Where the long-term outcome for the 10 year old claimant was uncertain and speculative, the assessment of damages should be completed on a staged basis, postponing a final resolution until a point some years in the future when it was anticipated that quantum in respect of the claimant’s adult needs could be meaningfully assessed.
The trial Judge held that four general principles could be derived from the authorities: (a) it was the normal rule, and desirable practice, that all outstanding issues between the parties should, where possible, be resolved at a single hearing; (b) the principle of the public interest in the finality of litigation remained crucial; (c) a Judge should not be tempted to invent rules to make up for perceived deficiencies in statutory provision; (d) although the court had the power to postpone some issues for later resolution, that was to be regarded as a rare or exceptional course requiring some tangible reason to justify it. It was held in this case that as the issues were complex and the future outcomes were speculative, it would be necessary in order to do justice to the overriding objective to delay assessment of certain aspects of the Claimant’s claim.

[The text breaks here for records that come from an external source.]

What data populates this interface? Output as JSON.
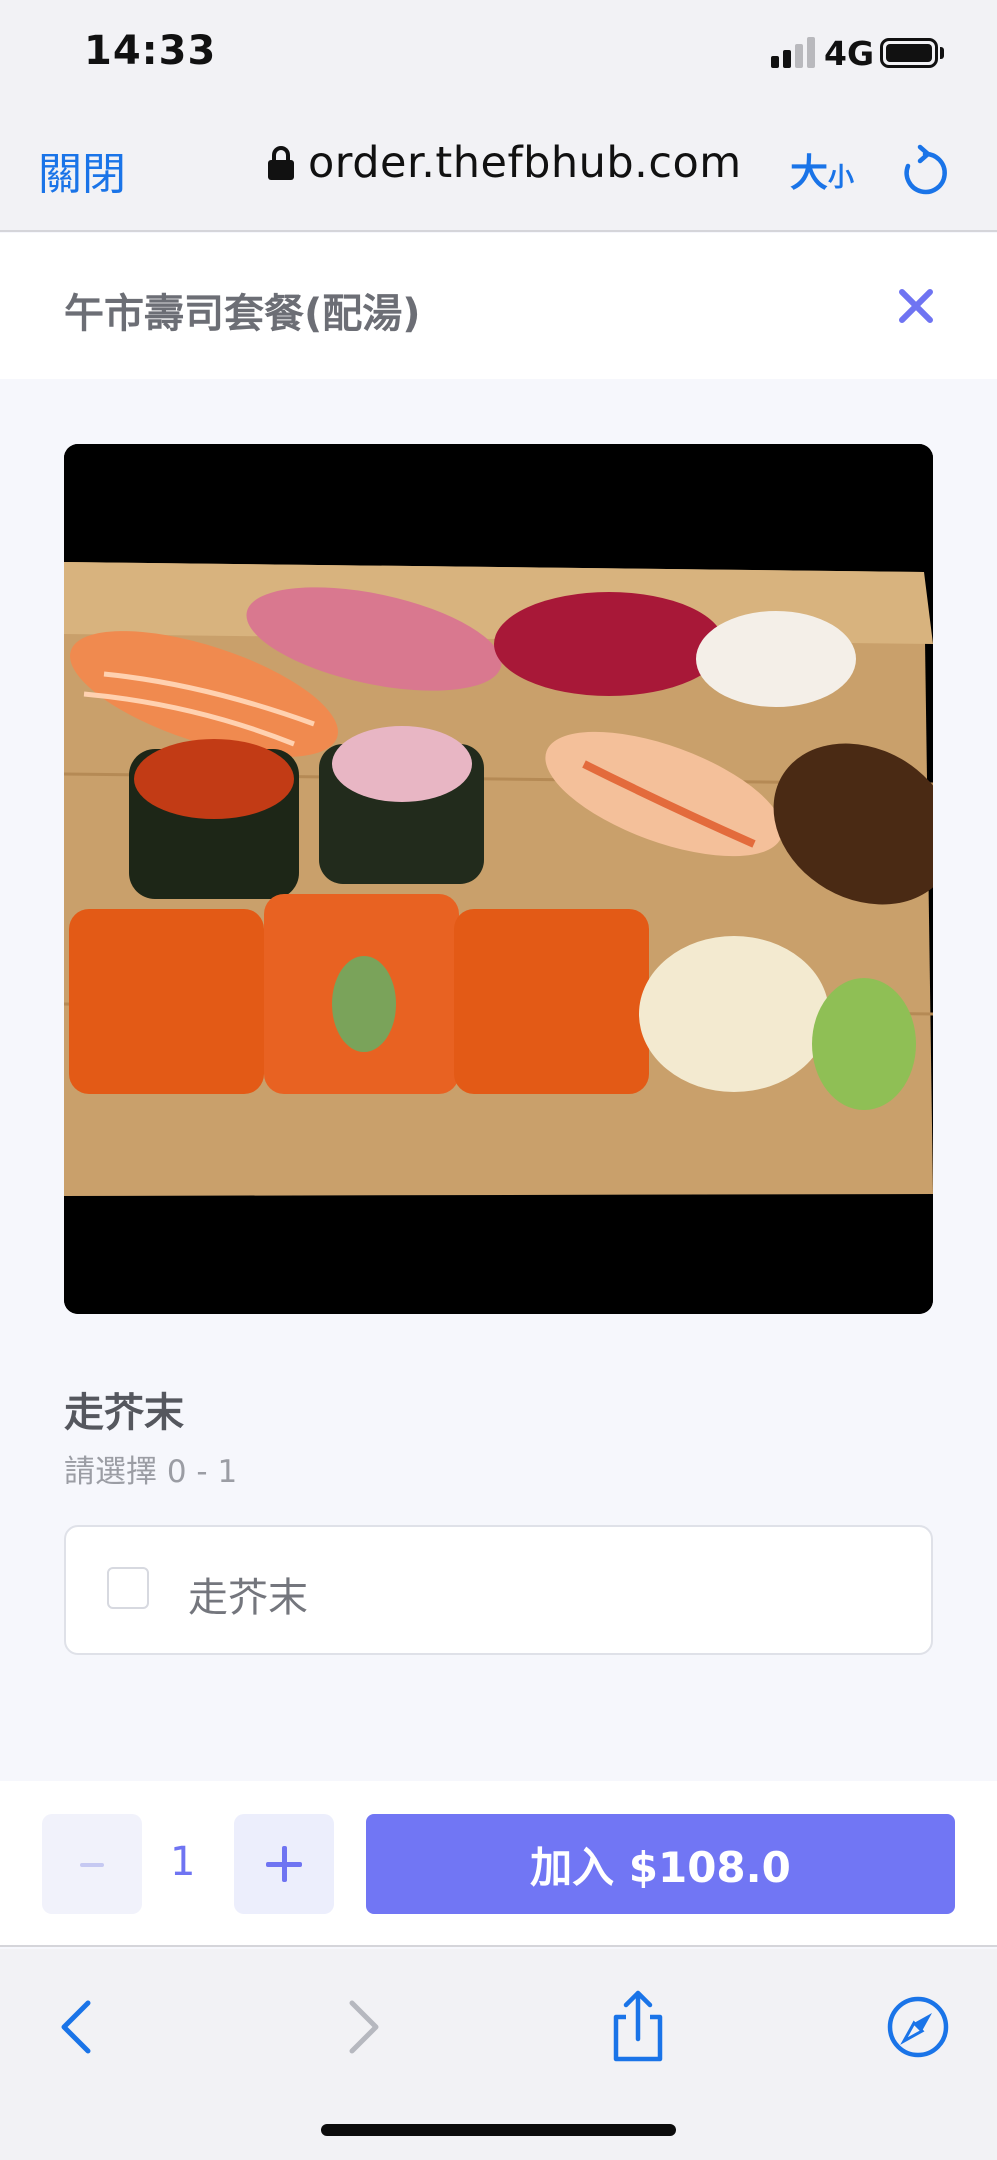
{
  "status_bar": {
    "time": "14:33",
    "network": "4G",
    "icons": [
      "signal-icon",
      "battery-icon"
    ]
  },
  "browser": {
    "close_label": "關閉",
    "url": "order.thefbhub.com",
    "text_size_big": "大",
    "text_size_small": "小",
    "icons": [
      "lock-icon",
      "reload-icon"
    ]
  },
  "modal": {
    "title": "午市壽司套餐(配湯)",
    "close_icon": "close-icon"
  },
  "option_group": {
    "title": "走芥末",
    "subtitle": "請選擇 0 - 1",
    "options": [
      {
        "label": "走芥末",
        "checked": false
      }
    ]
  },
  "order": {
    "minus_label": "-",
    "quantity": "1",
    "add_label": "加入 $108.0",
    "accent_color": "#7176f4"
  },
  "toolbar": {
    "icons": [
      "back-icon",
      "forward-icon",
      "share-icon",
      "compass-icon"
    ]
  }
}
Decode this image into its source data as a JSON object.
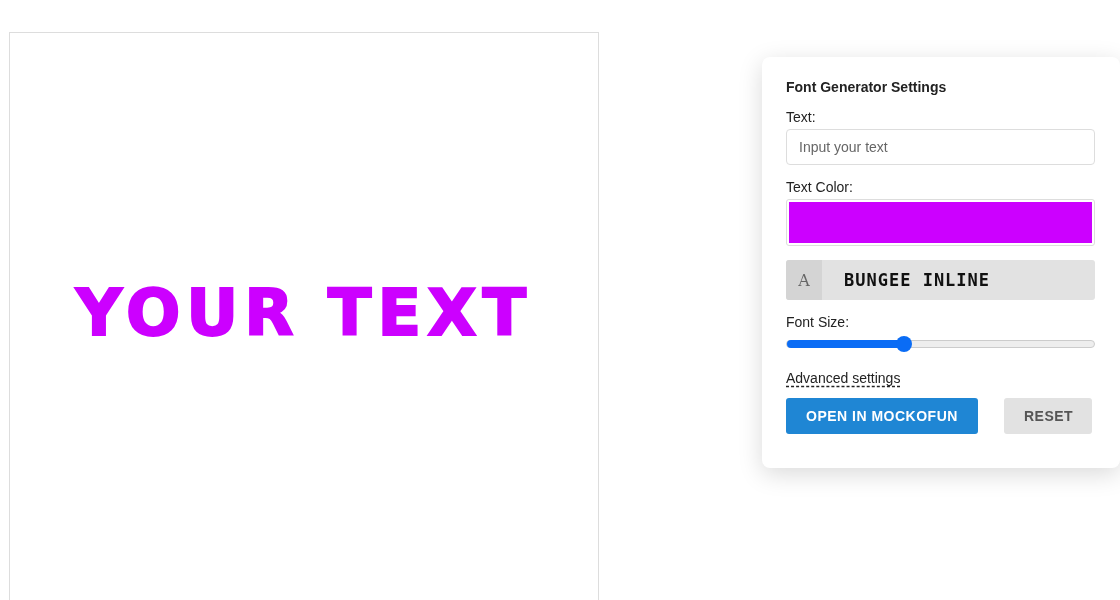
{
  "preview": {
    "text": "YOUR TEXT"
  },
  "settings": {
    "title": "Font Generator Settings",
    "text_label": "Text:",
    "text_placeholder": "Input your text",
    "color_label": "Text Color:",
    "color_field": {
      "color": "#cc00ff"
    },
    "font_icon": "A",
    "font_name": "BUNGEE INLINE",
    "size_label": "Font Size:",
    "size": {
      "level": 0.38
    },
    "advanced_link": "Advanced settings",
    "buttons": [
      {
        "label": "OPEN IN MOCKOFUN",
        "kind": "primary"
      },
      {
        "label": "RESET",
        "kind": "secondary"
      }
    ]
  }
}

This case suggests that where a long term prognosis cannot be given, it is an option for the court to make a final assessment of certain heads of loss but hold others until a future date. This is different to a provisional damages award but similarly means a matter cannot be treated as closed for potentially many years.